PHOENIX — Her son had been shot and was in the ICU. So Yolanda Cruz stopped working cleaning homes. And she fell behind on rent. But she had a plan: She'd go back to work once her 17-year-old was out of the hospital.
But then the coronavirus hit and she couldn't clean homes.
Eight days after her April rent was due, her landlord took her to court to evict her.
Yolanda Cruz has five children, a 17-, 15-, 13-, 12- and 7-year-old.
During a telephone interview, Yolanda explained that her 17-year-old son was shot on Jan. 24 and almost died. He was in ICU, had multiple emergency surgeries, had his tongue reconstructed and survived. Her son is going to physical therapy and was released from the hospital.

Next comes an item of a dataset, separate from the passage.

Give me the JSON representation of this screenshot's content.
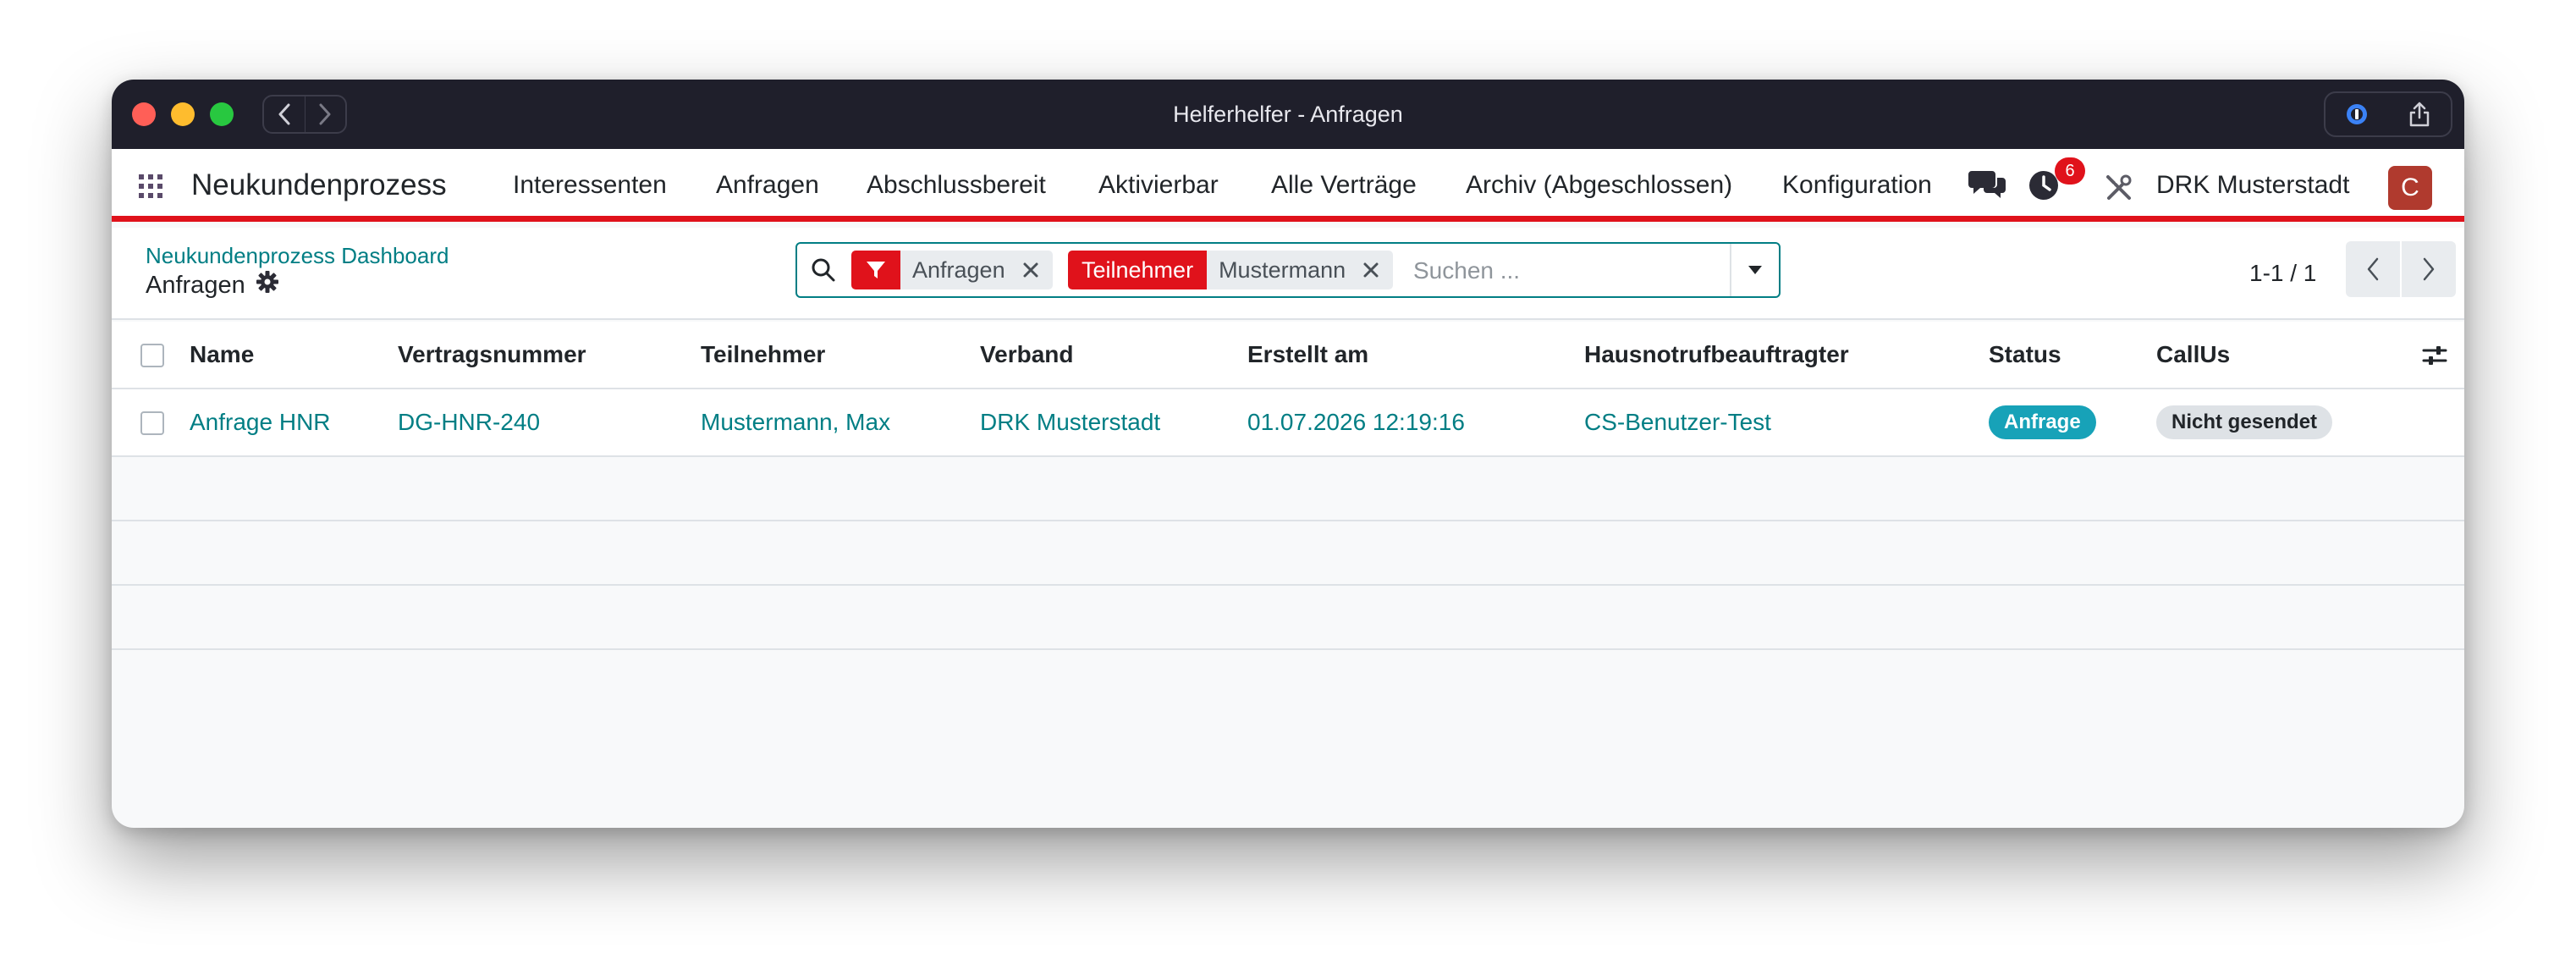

Her landlord came to the hospital to collect rent money while Yolanda was caring for her son, she said. She paid him February and March. But she couldn't pay for April.
April 1 came around and she didn’t have a job or money to pay her rent. The apartment's manager came around, too. Yolanda didn't have the money.
She asked for more time.
Spanish version: Mujer de Phoenix con cinco hijos es desalojada de apartamento
“Rent is due on the first of the month and I give tenants five days to pay me,” Henry Phay, the manager, told 12 News. "She kept lying to me about the date she was going to have the money and I asked her if she needed some help because I know that due to the coronavirus times are difficult. I can lose my job too.”
Phay came around again on April 7, Yolanda said, and he was "very upset."
"I asked him for a couple of more days, and he said he was going to send me to court," she said.
And he did.
She received court documents about her eviction the next day for an April 16 court date.
She got to the courthouse early that day, she said, but the hearing was over the phone and she never heard her case called. Eventually, she said her name and was told her hearing had already passed.
A Spanish-speaking guard helped her and took her into the judge, she said. They spoke briefly. She asked about Gov. Doug Ducey's orders barring evictions. She was told, she said, that it only was only for those who were directly affected by COVID-19.
She was told that if she could provide proof she was directly affected by coronavirus by the date of her eviction, it could stop the process. She could show that proof to the deputy who was evicting her.
Her order of eviction was for April 22.
She and her children moved out yesterday and into a relative's house. She's looking for a place to live.
In the meantime, friends set up a way for her to get help since so many people have been wanting to help her. She’s accepting Zelle transfers: Yolanda Cruz firstname.lastname@example.org.